I remember once, a number of years ago, my older son asked me if I enjoyed visiting people in the hospital. It was a simple question, but it sure made me think. I guess I had never thought about it that way. “Enjoy” probably isn’t the word I would use, I told him. But I believe it is one of the more important things that a pastor does. But the more I thought about it, I decided it also is one of the more difficult things I do.
There are the easy ones, of course. When babies are born or a simple procedure is sure to bring immediate relief or restore independence. But then there are the others. The operation that is one in what promises to be a long series. Or the operations that promise very little at all. Or the operations that never happen because there is simply nothing that can be done.
Those are the tough times because it goes against our very understanding of God. God loves us, we are convinced. But if God loves us, then why do these things happen? How do we go about explaining God in the midst of crisis? How do we find God’s hope in the midst of hopelessness?

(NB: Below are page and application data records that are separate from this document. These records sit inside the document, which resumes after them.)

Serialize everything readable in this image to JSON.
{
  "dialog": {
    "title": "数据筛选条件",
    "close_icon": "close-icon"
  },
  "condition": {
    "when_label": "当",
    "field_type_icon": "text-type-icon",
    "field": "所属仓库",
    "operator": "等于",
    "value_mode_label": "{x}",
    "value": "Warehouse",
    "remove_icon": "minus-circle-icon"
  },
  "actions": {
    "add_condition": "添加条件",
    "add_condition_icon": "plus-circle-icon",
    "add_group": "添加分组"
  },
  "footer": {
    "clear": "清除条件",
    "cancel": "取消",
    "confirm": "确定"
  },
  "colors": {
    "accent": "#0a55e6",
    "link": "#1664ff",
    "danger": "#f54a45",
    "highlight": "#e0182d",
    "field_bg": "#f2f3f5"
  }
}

Maybe that’s part of our problem as people of faith. We tend to equate God with the good things in our lives – our blessings – rather than simply equating God with our lives. We see God at work during the good times, then arrogantly demand to know why God has abandoned us during the bad times. But the words the Apostle Paul shares with the church at Rome are clear. “We know that all things work together for good for those who love God.” Notice what Paul doesn’t say. Paul doesn’t say that all things work out well for those who love God. Paul says all things work together for God’s good.
That’s what faith is all about. Faith is being certain of God’s presence and love when all evidence seems to indicate the exact opposite. The real blessing of faith is not finding God during the tough times, but rather discovering the work that God is doing through you.
See you Sunday.